...be aware food plays a great role in the development of your dog!
Some of us feed raw, some kibble, some a little bit of both. But the same rules apply for all food types:
- two meals and rest before and after them to prevent bloat
- appropriate ratio of calcium (low) in the diet, to prevent skeletal pathologies
appropriate calorie intake: your growing dog should gain a healthy
1-1,5 kg/week: obesity in a young swissy is just calling for trouble
Please take 10 minutes and read the article from Daniel C. Richardson: Developmental skeletal disease in young dogs. One of the best articles I have read. Concise and letting you know all the really important facts to understand better the needs of your giant dog.
will be continued...
I had dogs from childhood, attended the veterinary faculty in my twenties
and I have been living with Great swiss mountain dogs from 2004.Through
those life stages my understanding of dogs has grown and viewing their
nutrition from different aspects has led me back to a simple and natural
way of feeding them. I have a motto that is growing stronger and
stronger, the more I get away from using processed foods, foods
veterinary medicine and the industry tells me I should use.
"Keeping the bowels alive and well is the road to health."
I am now used to rely on homeopathy, herbalism and have been finding out (with a grin on my face) that I can find the same facts in veterinary books about proper nutrition for our pets. Older books maybe, that have no connection with the food industry of today. I am at the beginning of this road to the knowledge I would like to have some day, but I can proudly say that our 2011 will finish with my dogs on a raw/cooked diet that made them more active and more enthusiastic about their food, that made their stools hard and really low in quantity, that cured some limping, prostatic enlargement and prevented ticks from invading their skin.
I like to feed my dogs raw/cooked food, made from ingredients produced locally. I follow the advice of homeopathic medicine and information deriving from studies in standard (veterinary) medicine. The ratio is: protein source 50%,carbohydrates 30%, vegetable&fruit, to ensure a proper acid-alkaline balance. But it can change with age or specific health needs.The ration is done before cooking, when the ingredients are raw!
Meat: horse, bovine, sheep, deer, chicken, turkey.

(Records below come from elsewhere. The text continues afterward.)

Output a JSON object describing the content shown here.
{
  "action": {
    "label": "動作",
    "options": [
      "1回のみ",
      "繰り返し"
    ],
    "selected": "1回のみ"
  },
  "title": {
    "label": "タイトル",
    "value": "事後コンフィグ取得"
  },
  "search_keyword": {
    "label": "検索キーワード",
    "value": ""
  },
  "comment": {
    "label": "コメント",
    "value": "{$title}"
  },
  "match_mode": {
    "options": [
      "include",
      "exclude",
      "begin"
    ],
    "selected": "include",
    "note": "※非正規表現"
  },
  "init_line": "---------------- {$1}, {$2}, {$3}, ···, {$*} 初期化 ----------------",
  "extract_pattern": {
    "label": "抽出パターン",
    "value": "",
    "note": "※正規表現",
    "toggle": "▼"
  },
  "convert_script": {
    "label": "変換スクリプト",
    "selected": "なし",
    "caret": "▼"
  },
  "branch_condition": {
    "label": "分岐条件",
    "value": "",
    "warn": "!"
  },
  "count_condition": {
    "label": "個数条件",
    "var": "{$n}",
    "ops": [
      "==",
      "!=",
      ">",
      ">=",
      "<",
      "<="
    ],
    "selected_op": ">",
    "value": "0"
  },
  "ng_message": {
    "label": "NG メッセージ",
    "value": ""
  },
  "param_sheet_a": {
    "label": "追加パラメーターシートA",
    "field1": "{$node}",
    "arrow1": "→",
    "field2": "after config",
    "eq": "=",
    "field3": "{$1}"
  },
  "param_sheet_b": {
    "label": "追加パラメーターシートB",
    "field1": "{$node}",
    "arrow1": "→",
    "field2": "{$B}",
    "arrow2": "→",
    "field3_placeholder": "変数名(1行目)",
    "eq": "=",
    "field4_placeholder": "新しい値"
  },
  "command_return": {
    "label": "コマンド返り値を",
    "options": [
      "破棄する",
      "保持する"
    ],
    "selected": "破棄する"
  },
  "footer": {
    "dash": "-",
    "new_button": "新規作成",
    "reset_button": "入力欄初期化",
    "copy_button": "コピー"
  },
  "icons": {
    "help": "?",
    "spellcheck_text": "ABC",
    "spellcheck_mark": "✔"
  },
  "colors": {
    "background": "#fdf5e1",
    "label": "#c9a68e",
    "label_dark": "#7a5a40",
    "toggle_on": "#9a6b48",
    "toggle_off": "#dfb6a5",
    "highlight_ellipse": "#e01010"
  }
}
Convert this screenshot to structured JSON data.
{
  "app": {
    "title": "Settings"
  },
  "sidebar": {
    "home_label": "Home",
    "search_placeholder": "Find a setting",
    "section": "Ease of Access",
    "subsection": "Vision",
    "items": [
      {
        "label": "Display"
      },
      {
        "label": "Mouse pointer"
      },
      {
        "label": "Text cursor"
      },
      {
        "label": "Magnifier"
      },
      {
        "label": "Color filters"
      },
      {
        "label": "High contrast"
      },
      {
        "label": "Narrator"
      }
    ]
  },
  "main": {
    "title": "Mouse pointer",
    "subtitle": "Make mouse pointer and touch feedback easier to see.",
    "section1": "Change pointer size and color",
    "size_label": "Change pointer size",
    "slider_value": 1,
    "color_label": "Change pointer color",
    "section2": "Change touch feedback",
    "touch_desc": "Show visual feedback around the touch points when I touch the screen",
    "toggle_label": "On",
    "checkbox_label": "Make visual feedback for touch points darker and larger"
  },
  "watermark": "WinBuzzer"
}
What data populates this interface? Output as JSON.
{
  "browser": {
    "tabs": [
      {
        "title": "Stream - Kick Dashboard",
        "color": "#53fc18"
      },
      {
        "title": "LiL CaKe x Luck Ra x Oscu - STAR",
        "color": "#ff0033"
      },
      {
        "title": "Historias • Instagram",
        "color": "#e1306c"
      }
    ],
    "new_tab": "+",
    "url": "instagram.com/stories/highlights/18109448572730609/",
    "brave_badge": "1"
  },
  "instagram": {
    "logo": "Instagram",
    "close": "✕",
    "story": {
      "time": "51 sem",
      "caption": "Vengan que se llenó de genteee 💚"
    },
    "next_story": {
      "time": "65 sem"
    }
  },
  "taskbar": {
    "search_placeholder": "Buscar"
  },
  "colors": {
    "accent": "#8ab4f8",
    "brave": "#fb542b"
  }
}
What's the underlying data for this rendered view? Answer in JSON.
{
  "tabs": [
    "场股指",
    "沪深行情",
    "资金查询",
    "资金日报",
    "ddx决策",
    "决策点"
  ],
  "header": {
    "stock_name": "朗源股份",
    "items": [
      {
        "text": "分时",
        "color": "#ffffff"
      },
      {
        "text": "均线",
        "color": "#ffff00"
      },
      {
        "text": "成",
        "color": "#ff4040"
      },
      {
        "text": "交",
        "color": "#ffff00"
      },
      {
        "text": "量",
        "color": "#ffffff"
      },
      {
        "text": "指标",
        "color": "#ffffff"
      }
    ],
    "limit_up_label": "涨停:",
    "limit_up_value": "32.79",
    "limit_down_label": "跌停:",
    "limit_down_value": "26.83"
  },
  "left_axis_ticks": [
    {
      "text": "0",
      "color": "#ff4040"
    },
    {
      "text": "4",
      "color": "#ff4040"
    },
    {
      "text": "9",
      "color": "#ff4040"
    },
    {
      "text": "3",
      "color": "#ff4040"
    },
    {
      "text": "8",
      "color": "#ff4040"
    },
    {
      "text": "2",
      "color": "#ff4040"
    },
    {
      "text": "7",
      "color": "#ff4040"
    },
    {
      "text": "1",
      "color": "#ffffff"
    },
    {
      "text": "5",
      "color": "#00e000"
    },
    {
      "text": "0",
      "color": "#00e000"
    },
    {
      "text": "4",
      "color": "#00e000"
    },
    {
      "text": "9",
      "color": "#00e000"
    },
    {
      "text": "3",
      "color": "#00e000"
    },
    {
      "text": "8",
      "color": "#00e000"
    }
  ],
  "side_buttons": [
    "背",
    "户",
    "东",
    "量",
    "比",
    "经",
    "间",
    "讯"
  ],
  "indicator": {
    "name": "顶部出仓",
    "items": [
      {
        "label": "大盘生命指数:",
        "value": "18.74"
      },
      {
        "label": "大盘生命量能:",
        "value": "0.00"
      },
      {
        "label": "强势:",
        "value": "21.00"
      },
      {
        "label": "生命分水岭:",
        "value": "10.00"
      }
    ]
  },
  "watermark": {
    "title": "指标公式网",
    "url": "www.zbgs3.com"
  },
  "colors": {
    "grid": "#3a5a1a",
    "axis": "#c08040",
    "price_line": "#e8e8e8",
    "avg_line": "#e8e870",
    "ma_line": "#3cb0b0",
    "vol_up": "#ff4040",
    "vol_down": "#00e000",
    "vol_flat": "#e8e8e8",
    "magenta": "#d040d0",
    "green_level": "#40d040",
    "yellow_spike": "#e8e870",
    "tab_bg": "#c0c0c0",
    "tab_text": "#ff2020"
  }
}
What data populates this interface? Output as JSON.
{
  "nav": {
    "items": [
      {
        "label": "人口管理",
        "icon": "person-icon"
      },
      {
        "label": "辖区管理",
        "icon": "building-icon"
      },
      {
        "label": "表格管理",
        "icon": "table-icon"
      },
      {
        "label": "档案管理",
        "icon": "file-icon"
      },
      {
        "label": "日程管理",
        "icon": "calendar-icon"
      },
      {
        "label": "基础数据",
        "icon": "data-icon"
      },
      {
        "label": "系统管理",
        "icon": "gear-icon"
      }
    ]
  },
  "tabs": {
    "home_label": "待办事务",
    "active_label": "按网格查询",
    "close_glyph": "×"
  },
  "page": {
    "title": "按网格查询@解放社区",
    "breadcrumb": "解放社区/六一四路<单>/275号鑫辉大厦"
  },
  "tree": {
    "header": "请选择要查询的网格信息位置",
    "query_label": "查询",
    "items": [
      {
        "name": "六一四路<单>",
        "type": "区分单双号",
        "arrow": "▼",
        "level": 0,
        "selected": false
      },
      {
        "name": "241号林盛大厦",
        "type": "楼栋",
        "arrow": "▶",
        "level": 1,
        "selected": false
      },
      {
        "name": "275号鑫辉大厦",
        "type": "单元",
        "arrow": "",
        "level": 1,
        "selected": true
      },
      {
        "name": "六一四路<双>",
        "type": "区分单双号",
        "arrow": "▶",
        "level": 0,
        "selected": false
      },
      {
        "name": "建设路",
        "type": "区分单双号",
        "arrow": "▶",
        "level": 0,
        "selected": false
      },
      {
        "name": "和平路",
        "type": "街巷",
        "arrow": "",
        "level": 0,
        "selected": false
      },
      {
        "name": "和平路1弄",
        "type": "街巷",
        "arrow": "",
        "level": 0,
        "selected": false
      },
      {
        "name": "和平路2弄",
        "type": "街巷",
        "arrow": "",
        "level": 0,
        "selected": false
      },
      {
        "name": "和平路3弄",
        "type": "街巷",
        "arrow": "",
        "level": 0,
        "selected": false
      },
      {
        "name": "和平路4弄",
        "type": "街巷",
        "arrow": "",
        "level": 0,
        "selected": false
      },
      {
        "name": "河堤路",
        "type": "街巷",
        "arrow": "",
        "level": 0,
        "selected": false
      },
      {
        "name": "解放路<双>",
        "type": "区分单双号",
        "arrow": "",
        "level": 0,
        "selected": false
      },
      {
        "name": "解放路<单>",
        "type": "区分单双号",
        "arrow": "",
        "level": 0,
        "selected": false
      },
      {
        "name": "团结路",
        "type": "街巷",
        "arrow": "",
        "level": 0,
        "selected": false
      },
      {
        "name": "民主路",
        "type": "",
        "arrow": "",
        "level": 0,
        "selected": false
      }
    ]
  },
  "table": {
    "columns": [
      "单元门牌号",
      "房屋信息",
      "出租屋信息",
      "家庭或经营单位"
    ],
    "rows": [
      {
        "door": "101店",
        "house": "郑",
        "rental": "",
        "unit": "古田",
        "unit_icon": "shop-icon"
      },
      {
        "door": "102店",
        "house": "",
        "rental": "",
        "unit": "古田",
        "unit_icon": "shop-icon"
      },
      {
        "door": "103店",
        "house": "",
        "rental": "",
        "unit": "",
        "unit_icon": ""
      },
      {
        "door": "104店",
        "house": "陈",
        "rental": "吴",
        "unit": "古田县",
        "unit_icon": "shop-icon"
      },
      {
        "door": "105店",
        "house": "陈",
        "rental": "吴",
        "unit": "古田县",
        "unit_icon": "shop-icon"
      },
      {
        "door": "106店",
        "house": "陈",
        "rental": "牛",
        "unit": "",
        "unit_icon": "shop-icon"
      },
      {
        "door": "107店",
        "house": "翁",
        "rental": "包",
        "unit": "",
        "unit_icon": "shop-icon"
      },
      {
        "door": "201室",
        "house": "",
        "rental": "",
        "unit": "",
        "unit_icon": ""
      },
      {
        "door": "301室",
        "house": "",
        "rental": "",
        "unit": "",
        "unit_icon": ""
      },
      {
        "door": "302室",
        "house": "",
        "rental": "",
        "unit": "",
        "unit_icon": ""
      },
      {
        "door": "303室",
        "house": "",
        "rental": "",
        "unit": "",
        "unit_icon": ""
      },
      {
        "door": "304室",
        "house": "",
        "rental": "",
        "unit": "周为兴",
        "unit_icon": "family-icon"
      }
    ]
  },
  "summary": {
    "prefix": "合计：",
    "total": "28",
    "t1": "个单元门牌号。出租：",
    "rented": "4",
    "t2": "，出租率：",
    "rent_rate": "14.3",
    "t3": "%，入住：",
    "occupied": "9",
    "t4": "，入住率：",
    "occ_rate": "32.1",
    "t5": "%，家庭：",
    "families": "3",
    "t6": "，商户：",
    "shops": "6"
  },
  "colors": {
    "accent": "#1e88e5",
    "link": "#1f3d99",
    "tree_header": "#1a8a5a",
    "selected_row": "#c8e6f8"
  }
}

Organs: liver, heart, tripe, kidney, meaty bones, esophagus, tongue, testicles. Fish: salmon, anchovies, trout, hake, carp, picarels. Animal produced: eggs, curd, goat milk, yogurt, cheese.
Meat should be used raw when possible (but a grilles chicken and boiled salmon do no harm), some organs need to be cooked to be more palatable.
I use complex carbohydrates like barley, oats, millet, buckweat ( not more then twice a month), rice, spelt, kamut, corn...but as my dogs have no related starch intolerance old bread, potatoes and pasta sometimes.
Vegetables: carrots, lettuce, sour cabbage, celery, turnip, zucchini, kohlrabi, cauliflower, leek, peppers, broccoli, eggplant, cucumber, yellow pumpkin, spinach.
shred the vegetables or put them on the cooked carbohydrates, so they
will be processed in a way and easier to digest, but without loosing the
Fruits: apples, pears, watermelon, mandarins, apricots, peaches, pineapple, plums
Herbs: parsley, garlic, basil, thyme, turmeric, ginger, sage.
Various seeds and nuts:
I add sources of vitamin E (olive oil, pumpkin oil, pumpkin seeds), vitamin C, omega 3 and MSM constantly. Other specific components added if the need arises (health, activity level, pregnancy, growth...etc).
If you are afraid to feed raw/cooked two thoughts from friends breeders and homeopaths:
1. Do you get all the vitamins every day? No you do not. You need a rich diet for your body to assimilate them and use them!
2. If you think your dog will not thrive on natural food and will have digestive problems...of course he will if you fed him only dry, processed food before. A dog must be thought how to eat (related to meaty bones especially) and his intestine on how to digest back again.
Will be adding recipes, feeding tables for all my dogs (different ages different problems) and more with time.